While we are seeing the burgeoning of the IoT in the automotive insurance sector, with as much as 60% of European top insurers having already launched connected car solutions, almost none have entered the smart home nor smart health markets.
IoT offers practical and simple solutions that can help insurers deliver customized personal service in the smart building space. It achieves this by dramatically enhancing the usefulness of something that the industry already has in abundance, data. As we see the Transformation of BAS into the Building Internet of Things, all manner of home and office data will be available to insurers.
Insurers already collect vast amounts of customer data, from driving habits to medical history to frequency of routine home maintenance. Sensor technology can marry historical customer data with real-time insights into customer behavior — isn’t that what the Internet of Things is all about, or is the potential for misuse a step too far?
“There is definitely that danger of companies misusing the data that is captured by consumers”, says Patrick Moorhead, president of at IoT analyst Moor Insights and Strategy. “This is why consumers need to be wary of companies that don’t simplify and externalise their privacy policies”.
Inevitably this sea of personalised data, generated by linking individuals and households with specific products and services has a huge value to businesses. Whether it is promoting product upgrades or extended warranties and insurance deals, consumers will be exposed more than ever before to the sales and marketing machine.
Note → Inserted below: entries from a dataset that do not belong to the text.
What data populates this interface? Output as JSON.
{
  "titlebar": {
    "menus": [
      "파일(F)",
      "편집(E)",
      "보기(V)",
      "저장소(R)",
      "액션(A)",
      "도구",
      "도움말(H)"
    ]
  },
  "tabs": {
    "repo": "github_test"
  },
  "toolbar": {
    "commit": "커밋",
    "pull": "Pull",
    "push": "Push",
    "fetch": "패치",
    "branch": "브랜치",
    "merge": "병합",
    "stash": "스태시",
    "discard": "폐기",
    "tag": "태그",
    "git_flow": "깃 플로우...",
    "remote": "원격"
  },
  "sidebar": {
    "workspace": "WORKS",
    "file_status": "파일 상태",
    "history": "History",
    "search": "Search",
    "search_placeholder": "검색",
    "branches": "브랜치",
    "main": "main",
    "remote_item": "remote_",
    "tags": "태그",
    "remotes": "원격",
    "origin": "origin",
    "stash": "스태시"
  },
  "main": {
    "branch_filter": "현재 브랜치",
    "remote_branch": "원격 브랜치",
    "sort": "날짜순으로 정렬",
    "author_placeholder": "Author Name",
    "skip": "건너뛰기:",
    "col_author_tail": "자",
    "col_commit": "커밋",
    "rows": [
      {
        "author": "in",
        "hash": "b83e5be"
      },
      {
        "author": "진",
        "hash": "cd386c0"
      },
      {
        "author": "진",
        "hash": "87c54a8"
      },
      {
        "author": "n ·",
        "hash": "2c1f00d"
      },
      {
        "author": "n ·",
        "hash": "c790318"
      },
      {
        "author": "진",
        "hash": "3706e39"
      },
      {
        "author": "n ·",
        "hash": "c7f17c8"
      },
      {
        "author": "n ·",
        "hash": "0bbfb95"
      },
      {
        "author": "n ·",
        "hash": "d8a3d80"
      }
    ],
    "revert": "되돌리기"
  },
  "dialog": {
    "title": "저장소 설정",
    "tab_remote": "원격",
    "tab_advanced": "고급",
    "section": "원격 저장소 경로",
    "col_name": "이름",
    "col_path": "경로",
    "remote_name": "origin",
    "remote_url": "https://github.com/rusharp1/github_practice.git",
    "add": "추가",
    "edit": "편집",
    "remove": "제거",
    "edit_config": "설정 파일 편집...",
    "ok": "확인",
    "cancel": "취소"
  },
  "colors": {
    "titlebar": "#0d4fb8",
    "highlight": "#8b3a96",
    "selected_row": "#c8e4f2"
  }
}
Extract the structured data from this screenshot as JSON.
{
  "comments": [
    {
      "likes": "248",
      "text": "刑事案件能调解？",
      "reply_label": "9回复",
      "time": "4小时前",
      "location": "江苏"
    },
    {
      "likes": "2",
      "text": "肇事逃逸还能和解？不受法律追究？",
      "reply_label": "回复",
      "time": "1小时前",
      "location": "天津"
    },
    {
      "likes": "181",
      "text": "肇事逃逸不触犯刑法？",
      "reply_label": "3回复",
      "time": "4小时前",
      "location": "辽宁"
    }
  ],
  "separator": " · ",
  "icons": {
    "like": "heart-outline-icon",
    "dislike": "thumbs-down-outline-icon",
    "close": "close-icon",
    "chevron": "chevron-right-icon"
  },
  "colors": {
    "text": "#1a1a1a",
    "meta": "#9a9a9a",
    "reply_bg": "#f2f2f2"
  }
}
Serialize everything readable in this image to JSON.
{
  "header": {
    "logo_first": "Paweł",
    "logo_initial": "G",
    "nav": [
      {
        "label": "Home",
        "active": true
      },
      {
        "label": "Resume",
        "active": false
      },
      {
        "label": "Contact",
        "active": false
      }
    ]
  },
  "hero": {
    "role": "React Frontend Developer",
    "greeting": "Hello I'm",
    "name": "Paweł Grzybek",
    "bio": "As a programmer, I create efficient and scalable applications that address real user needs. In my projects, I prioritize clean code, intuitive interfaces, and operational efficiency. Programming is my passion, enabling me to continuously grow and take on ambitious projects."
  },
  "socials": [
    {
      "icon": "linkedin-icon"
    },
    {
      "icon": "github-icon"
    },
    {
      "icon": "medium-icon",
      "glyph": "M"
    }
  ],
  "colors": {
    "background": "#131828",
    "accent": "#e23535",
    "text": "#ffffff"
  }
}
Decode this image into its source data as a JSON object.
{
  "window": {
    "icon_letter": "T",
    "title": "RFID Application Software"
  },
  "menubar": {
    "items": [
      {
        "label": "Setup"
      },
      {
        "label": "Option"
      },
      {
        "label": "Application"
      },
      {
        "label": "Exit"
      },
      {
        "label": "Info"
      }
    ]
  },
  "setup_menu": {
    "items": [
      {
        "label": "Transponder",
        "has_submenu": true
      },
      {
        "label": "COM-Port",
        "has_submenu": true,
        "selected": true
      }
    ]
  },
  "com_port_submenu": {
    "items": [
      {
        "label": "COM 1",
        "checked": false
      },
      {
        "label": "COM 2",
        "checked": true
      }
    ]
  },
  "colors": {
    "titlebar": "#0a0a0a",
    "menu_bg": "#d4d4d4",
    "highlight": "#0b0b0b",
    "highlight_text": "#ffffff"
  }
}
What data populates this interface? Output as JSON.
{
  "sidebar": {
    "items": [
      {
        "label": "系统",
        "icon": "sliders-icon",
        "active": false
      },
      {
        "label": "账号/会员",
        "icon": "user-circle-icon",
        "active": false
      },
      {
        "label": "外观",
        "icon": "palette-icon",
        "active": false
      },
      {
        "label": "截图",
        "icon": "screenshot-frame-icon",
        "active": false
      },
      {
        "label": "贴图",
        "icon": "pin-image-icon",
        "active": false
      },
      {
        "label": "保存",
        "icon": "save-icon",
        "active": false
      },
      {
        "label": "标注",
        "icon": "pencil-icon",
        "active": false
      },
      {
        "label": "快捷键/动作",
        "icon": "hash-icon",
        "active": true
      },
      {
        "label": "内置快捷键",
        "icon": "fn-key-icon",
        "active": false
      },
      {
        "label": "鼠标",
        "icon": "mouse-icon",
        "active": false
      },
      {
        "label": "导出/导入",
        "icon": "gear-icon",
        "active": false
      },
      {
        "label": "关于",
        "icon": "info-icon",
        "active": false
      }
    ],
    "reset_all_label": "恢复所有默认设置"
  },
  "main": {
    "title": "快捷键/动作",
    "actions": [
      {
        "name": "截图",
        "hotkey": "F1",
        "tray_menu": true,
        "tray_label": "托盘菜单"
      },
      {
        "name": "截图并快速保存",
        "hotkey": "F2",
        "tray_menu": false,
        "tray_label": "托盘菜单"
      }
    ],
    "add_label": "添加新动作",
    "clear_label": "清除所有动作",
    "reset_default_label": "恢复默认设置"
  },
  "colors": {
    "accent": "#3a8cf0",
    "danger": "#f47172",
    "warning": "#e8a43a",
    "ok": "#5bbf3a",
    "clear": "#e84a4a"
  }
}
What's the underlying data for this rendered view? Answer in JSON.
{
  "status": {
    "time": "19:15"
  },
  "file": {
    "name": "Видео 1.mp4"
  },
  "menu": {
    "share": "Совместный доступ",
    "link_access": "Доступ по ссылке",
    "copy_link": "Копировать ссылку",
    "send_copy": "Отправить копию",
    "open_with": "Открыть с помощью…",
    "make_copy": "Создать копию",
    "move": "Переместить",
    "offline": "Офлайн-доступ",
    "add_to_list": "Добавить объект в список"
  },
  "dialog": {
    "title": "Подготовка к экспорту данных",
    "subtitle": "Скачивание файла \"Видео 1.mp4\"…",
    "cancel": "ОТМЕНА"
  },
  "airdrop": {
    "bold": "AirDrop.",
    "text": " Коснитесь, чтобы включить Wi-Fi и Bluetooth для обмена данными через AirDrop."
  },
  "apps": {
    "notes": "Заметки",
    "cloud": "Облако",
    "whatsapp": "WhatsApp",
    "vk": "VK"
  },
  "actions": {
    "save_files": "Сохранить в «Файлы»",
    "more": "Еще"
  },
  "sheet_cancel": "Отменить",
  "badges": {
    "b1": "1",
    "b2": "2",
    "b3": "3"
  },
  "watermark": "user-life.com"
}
While consumers will default to opting out of sharing personal data; through UBI, discount deals and promises of preferential upgrade treatment we are likely to see a much higher percentage of opt-ins in the future.